A lot has happened since 1985, but when the 52-year-old Napolio witnessed the aftermath of the 2013 Boston Marathon bombing, that nearly three-decade hiatus seemed like a mere hiccup.
“I pretty much made up my mind immediately that I wanted to compete in the next Boston Marathon,” said Napolio, who lives in Bernal Heights. “I felt that there was no better way to show my support for the Boston community than by coming back and running.”
Before he could compete in one of the country’s most prestigious marathons, Napolio had to qualify. Despite his lengthy break from competitive distance running, Napolio completed the Santa Rosa Marathon in 3 hours, 27 minutes, good enough to earn him a spot in the Boston race.
Napolio expects the marathon to take on significant meaning for him. His son, who lives in Boston but was on a flight home during the bombing last year, will be there rooting him on. It mirrors the situation in 1985, when Napolio’s father cheered for him from the sidelines.
“The fans at the Boston Marathon are the most supportive and inspiring in the world,” Napolio said. “And to know that my son will be out there with them, cheering me on, just makes this race all the more special for me.”

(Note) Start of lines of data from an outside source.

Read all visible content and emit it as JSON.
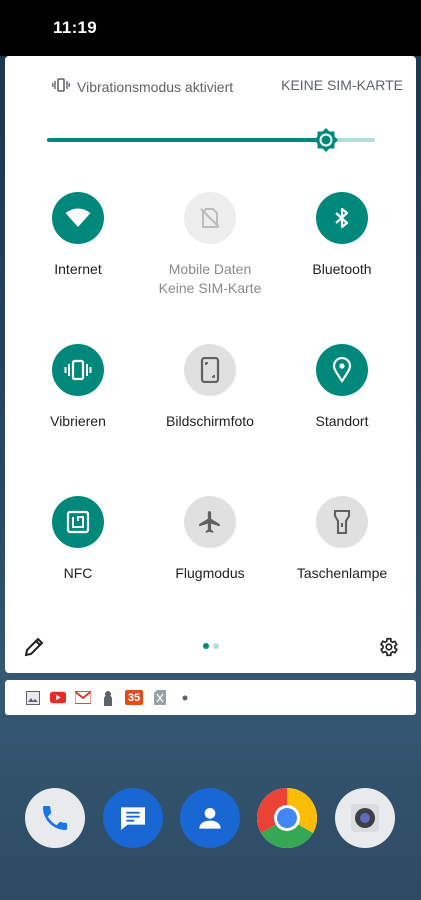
{
  "status_bar": {
    "time": "11:19"
  },
  "quick_settings": {
    "vibration_status": "Vibrationsmodus aktiviert",
    "carrier": "KEINE SIM-KARTE",
    "brightness": 0.85,
    "tiles": [
      {
        "label": "Internet",
        "state": "on",
        "icon": "wifi-icon"
      },
      {
        "label": "Mobile Daten",
        "sublabel": "Keine SIM-Karte",
        "state": "disabled",
        "icon": "mobile-data-icon"
      },
      {
        "label": "Bluetooth",
        "state": "on",
        "icon": "bluetooth-icon"
      },
      {
        "label": "Vibrieren",
        "state": "on",
        "icon": "vibrate-icon"
      },
      {
        "label": "Bildschirmfoto",
        "state": "off",
        "icon": "screenshot-icon"
      },
      {
        "label": "Standort",
        "state": "on",
        "icon": "location-icon"
      },
      {
        "label": "NFC",
        "state": "on",
        "icon": "nfc-icon"
      },
      {
        "label": "Flugmodus",
        "state": "off",
        "icon": "airplane-icon"
      },
      {
        "label": "Taschenlampe",
        "state": "off",
        "icon": "flashlight-icon"
      }
    ],
    "page_indicator": {
      "pages": 2,
      "current": 1
    }
  },
  "notifications": {
    "badge_number": "35",
    "icons": [
      "gallery-icon",
      "youtube-icon",
      "gmail-icon",
      "person-icon",
      "calendar-icon",
      "sim-icon",
      "more-dot-icon"
    ]
  },
  "dock": {
    "apps": [
      "phone-icon",
      "messages-icon",
      "contacts-icon",
      "chrome-icon",
      "camera-icon"
    ]
  },
  "colors": {
    "accent": "#00897b",
    "accent_light": "#b2dfdb",
    "tile_off": "#e0e0e0"
  }
}
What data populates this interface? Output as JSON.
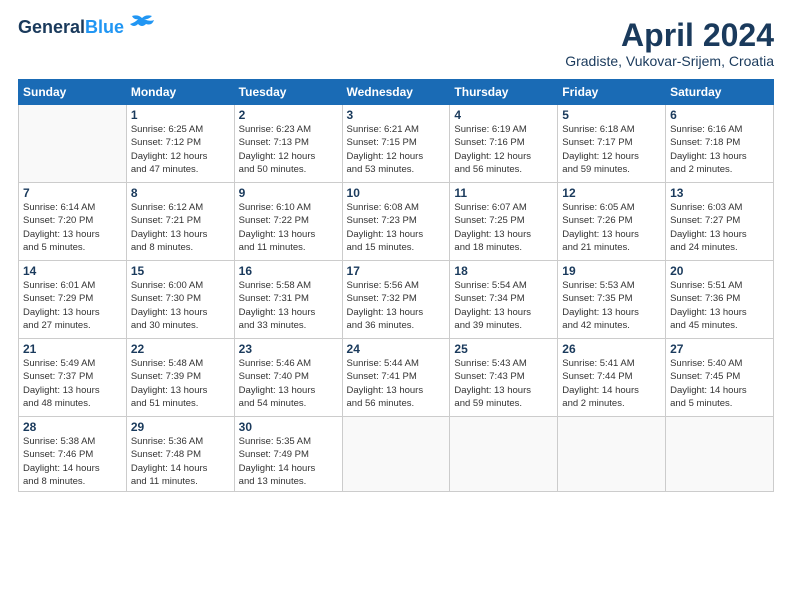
{
  "header": {
    "logo_line1": "General",
    "logo_line2": "Blue",
    "title": "April 2024",
    "subtitle": "Gradiste, Vukovar-Srijem, Croatia"
  },
  "weekdays": [
    "Sunday",
    "Monday",
    "Tuesday",
    "Wednesday",
    "Thursday",
    "Friday",
    "Saturday"
  ],
  "weeks": [
    [
      {
        "day": "",
        "info": ""
      },
      {
        "day": "1",
        "info": "Sunrise: 6:25 AM\nSunset: 7:12 PM\nDaylight: 12 hours\nand 47 minutes."
      },
      {
        "day": "2",
        "info": "Sunrise: 6:23 AM\nSunset: 7:13 PM\nDaylight: 12 hours\nand 50 minutes."
      },
      {
        "day": "3",
        "info": "Sunrise: 6:21 AM\nSunset: 7:15 PM\nDaylight: 12 hours\nand 53 minutes."
      },
      {
        "day": "4",
        "info": "Sunrise: 6:19 AM\nSunset: 7:16 PM\nDaylight: 12 hours\nand 56 minutes."
      },
      {
        "day": "5",
        "info": "Sunrise: 6:18 AM\nSunset: 7:17 PM\nDaylight: 12 hours\nand 59 minutes."
      },
      {
        "day": "6",
        "info": "Sunrise: 6:16 AM\nSunset: 7:18 PM\nDaylight: 13 hours\nand 2 minutes."
      }
    ],
    [
      {
        "day": "7",
        "info": "Sunrise: 6:14 AM\nSunset: 7:20 PM\nDaylight: 13 hours\nand 5 minutes."
      },
      {
        "day": "8",
        "info": "Sunrise: 6:12 AM\nSunset: 7:21 PM\nDaylight: 13 hours\nand 8 minutes."
      },
      {
        "day": "9",
        "info": "Sunrise: 6:10 AM\nSunset: 7:22 PM\nDaylight: 13 hours\nand 11 minutes."
      },
      {
        "day": "10",
        "info": "Sunrise: 6:08 AM\nSunset: 7:23 PM\nDaylight: 13 hours\nand 15 minutes."
      },
      {
        "day": "11",
        "info": "Sunrise: 6:07 AM\nSunset: 7:25 PM\nDaylight: 13 hours\nand 18 minutes."
      },
      {
        "day": "12",
        "info": "Sunrise: 6:05 AM\nSunset: 7:26 PM\nDaylight: 13 hours\nand 21 minutes."
      },
      {
        "day": "13",
        "info": "Sunrise: 6:03 AM\nSunset: 7:27 PM\nDaylight: 13 hours\nand 24 minutes."
      }
    ],
    [
      {
        "day": "14",
        "info": "Sunrise: 6:01 AM\nSunset: 7:29 PM\nDaylight: 13 hours\nand 27 minutes."
      },
      {
        "day": "15",
        "info": "Sunrise: 6:00 AM\nSunset: 7:30 PM\nDaylight: 13 hours\nand 30 minutes."
      },
      {
        "day": "16",
        "info": "Sunrise: 5:58 AM\nSunset: 7:31 PM\nDaylight: 13 hours\nand 33 minutes."
      },
      {
        "day": "17",
        "info": "Sunrise: 5:56 AM\nSunset: 7:32 PM\nDaylight: 13 hours\nand 36 minutes."
      },
      {
        "day": "18",
        "info": "Sunrise: 5:54 AM\nSunset: 7:34 PM\nDaylight: 13 hours\nand 39 minutes."
      },
      {
        "day": "19",
        "info": "Sunrise: 5:53 AM\nSunset: 7:35 PM\nDaylight: 13 hours\nand 42 minutes."
      },
      {
        "day": "20",
        "info": "Sunrise: 5:51 AM\nSunset: 7:36 PM\nDaylight: 13 hours\nand 45 minutes."
      }
    ],
    [
      {
        "day": "21",
        "info": "Sunrise: 5:49 AM\nSunset: 7:37 PM\nDaylight: 13 hours\nand 48 minutes."
      },
      {
        "day": "22",
        "info": "Sunrise: 5:48 AM\nSunset: 7:39 PM\nDaylight: 13 hours\nand 51 minutes."
      },
      {
        "day": "23",
        "info": "Sunrise: 5:46 AM\nSunset: 7:40 PM\nDaylight: 13 hours\nand 54 minutes."
      },
      {
        "day": "24",
        "info": "Sunrise: 5:44 AM\nSunset: 7:41 PM\nDaylight: 13 hours\nand 56 minutes."
      },
      {
        "day": "25",
        "info": "Sunrise: 5:43 AM\nSunset: 7:43 PM\nDaylight: 13 hours\nand 59 minutes."
      },
      {
        "day": "26",
        "info": "Sunrise: 5:41 AM\nSunset: 7:44 PM\nDaylight: 14 hours\nand 2 minutes."
      },
      {
        "day": "27",
        "info": "Sunrise: 5:40 AM\nSunset: 7:45 PM\nDaylight: 14 hours\nand 5 minutes."
      }
    ],
    [
      {
        "day": "28",
        "info": "Sunrise: 5:38 AM\nSunset: 7:46 PM\nDaylight: 14 hours\nand 8 minutes."
      },
      {
        "day": "29",
        "info": "Sunrise: 5:36 AM\nSunset: 7:48 PM\nDaylight: 14 hours\nand 11 minutes."
      },
      {
        "day": "30",
        "info": "Sunrise: 5:35 AM\nSunset: 7:49 PM\nDaylight: 14 hours\nand 13 minutes."
      },
      {
        "day": "",
        "info": ""
      },
      {
        "day": "",
        "info": ""
      },
      {
        "day": "",
        "info": ""
      },
      {
        "day": "",
        "info": ""
      }
    ]
  ]
}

A SALUTE TO BOSTON
After all the confusion and chaos had simmered down following last year’s Boston Marathon bombing, Garry Payten wandered by one of the event’s many vendors and noticed she had tears streaming down her face.
“I saw this woman who was obviously distraught by everything that happened, and I told her right there, ‘I’m coming back, I’m not going to let these people ruin my experience,’” said Payten, a London native who has lived in San Francisco for 32 years. “And she looked at me and smiled and said, ‘Please do that.’”
Payten competed in his first Boston Marathon last year, finishing about 30 minutes before Dzhokhar and Tamerlan Tsarnaev allegedly set off a series of pipe bombs that killed three people and injured hundreds more.
Payten said he was driven to return to the race by witnessing the resiliency of the Boston community.
“You know, I was able to go home and kind of lick my wounds after this happened,” Payten said. “They had to stay there and deal with this very traumatic experience. Coming back and competing in this race is my way of showing my appreciation for all they’ve been through.”
Even one year later, Elizabeth Pederson of San Francisco still needs to compose herself when thinking about her inspiration for running in this year’s Boston Marathon.
Pederson, who finished just minutes before the bombs went off in the 2013 event, had no intention of returning to Boston to compete in another marathon. But then she heard about the story of 8-year-old Martin Richard, the youngest fatality in the bombing. In a devastatingly prescient photo taken before the incident, Richard is seen holding up a handmade poster declaring, “No more hurting people. Peace.”
“I was just deeply touched by his message,” said Pederson, who will run as part of Team MR8, a charity group dedicated to Richard’s memory. “I thought that running in the marathon again could be a very cathartic event that could show the solidarity and patriotism of the people in this country.”
Pederson was so sore that she could barely move after finishing last year’s race. But as she walked back toward her hotel room, she helped find water for those who needed it and lent out her cellphone to another runner trying to contact her family.
Pederson wasn’t alone in providing comfort and support following the race. Inspired by the heroism of so many others, she started a website called www.kindthis.com, where people are encouraged to perform selfless acts in the memories of those who died in Boston.
STANDING UP FOR RUNNERS
Having already completed two Boston Marathons and currently recovering from surgery on his Achilles tendon, Octavio Gutierrez really has nothing to prove by participating in this year’s competition. Gutierrez, who has finished 16 marathons in his racing career, said his main goal this time is merely to finish the Boston Marathon.
But despite his nagging injuries, Gutierrez — who is the head coach of the San Francisco Road Runners Club, a local group that trains together for marathons and other long-distance races — is approaching this year’s race with reinforced purpose.
“This is about taking back the biggest event in the world for runners,” said Gutierrez, an Oakland resident who works in San Francisco as an architect. “The Boston Marathon is our Super Bowl. If we show up in huge numbers for this year’s race, we’ll make this event about the runners once again, which is very important.”
Gutierrez, who missed last year’s race, will lead a contingent of 18 to 20 competitors from the Road Runners Club.
“I think we’re all very proud to be back in Boston,” Gutierrez said. “Obviously, Boston is always huge for us. But the circumstances surrounding last year’s race make it about something even bigger.”